The entries below are to be restated exactly, and their images are to be omitted.

#### [TASK DATA]
::::::

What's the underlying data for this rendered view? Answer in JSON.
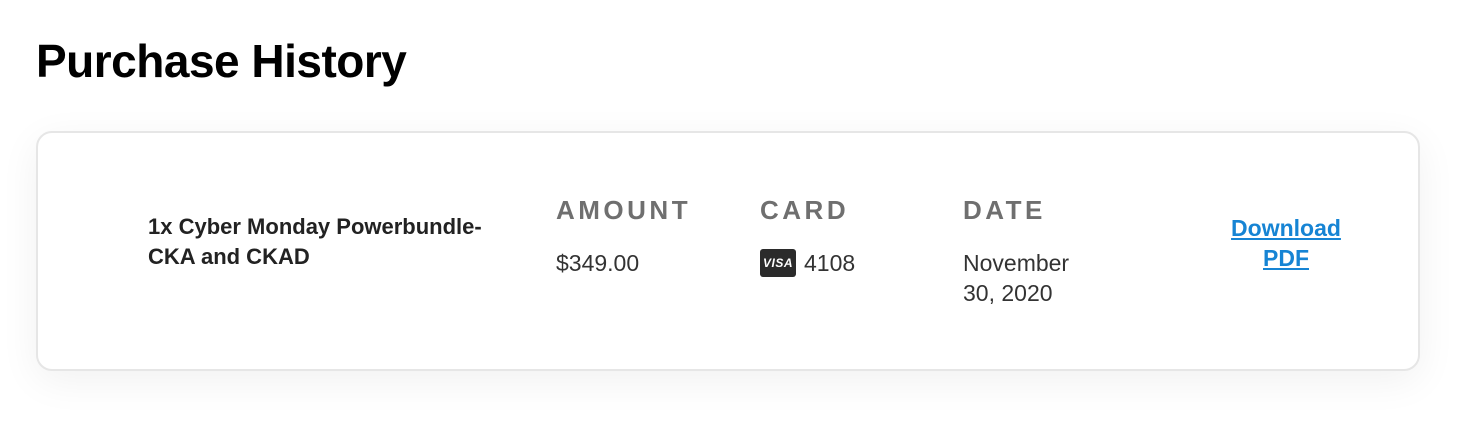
{
  "page": {
    "title": "Purchase History"
  },
  "purchase": {
    "product": "1x Cyber Monday Powerbundle-CKA and CKAD",
    "amount_label": "AMOUNT",
    "amount_value": "$349.00",
    "card_label": "CARD",
    "card_brand": "VISA",
    "card_last4": "4108",
    "date_label": "DATE",
    "date_value": "November 30, 2020",
    "download_label": "Download PDF"
  },
  "colors": {
    "link": "#1684d4",
    "heading": "#000000",
    "column_header": "#6f6f6f",
    "card_border": "#e6e6e6"
  },
  "icons": {
    "card_brand_icon": "visa-card-icon"
  }
}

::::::

#### [TASK RESPONSE]
What's the underlying data for this rendered view? Answer in JSON.
{
  "page": {
    "title": "Purchase History"
  },
  "purchase": {
    "product": "1x Cyber Monday Powerbundle-CKA and CKAD",
    "amount_label": "AMOUNT",
    "amount_value": "$349.00",
    "card_label": "CARD",
    "card_brand": "VISA",
    "card_last4": "4108",
    "date_label": "DATE",
    "date_value": "November 30, 2020",
    "download_label": "Download PDF"
  },
  "colors": {
    "link": "#1684d4",
    "heading": "#000000",
    "column_header": "#6f6f6f",
    "card_border": "#e6e6e6"
  },
  "icons": {
    "card_brand_icon": "visa-card-icon"
  }
}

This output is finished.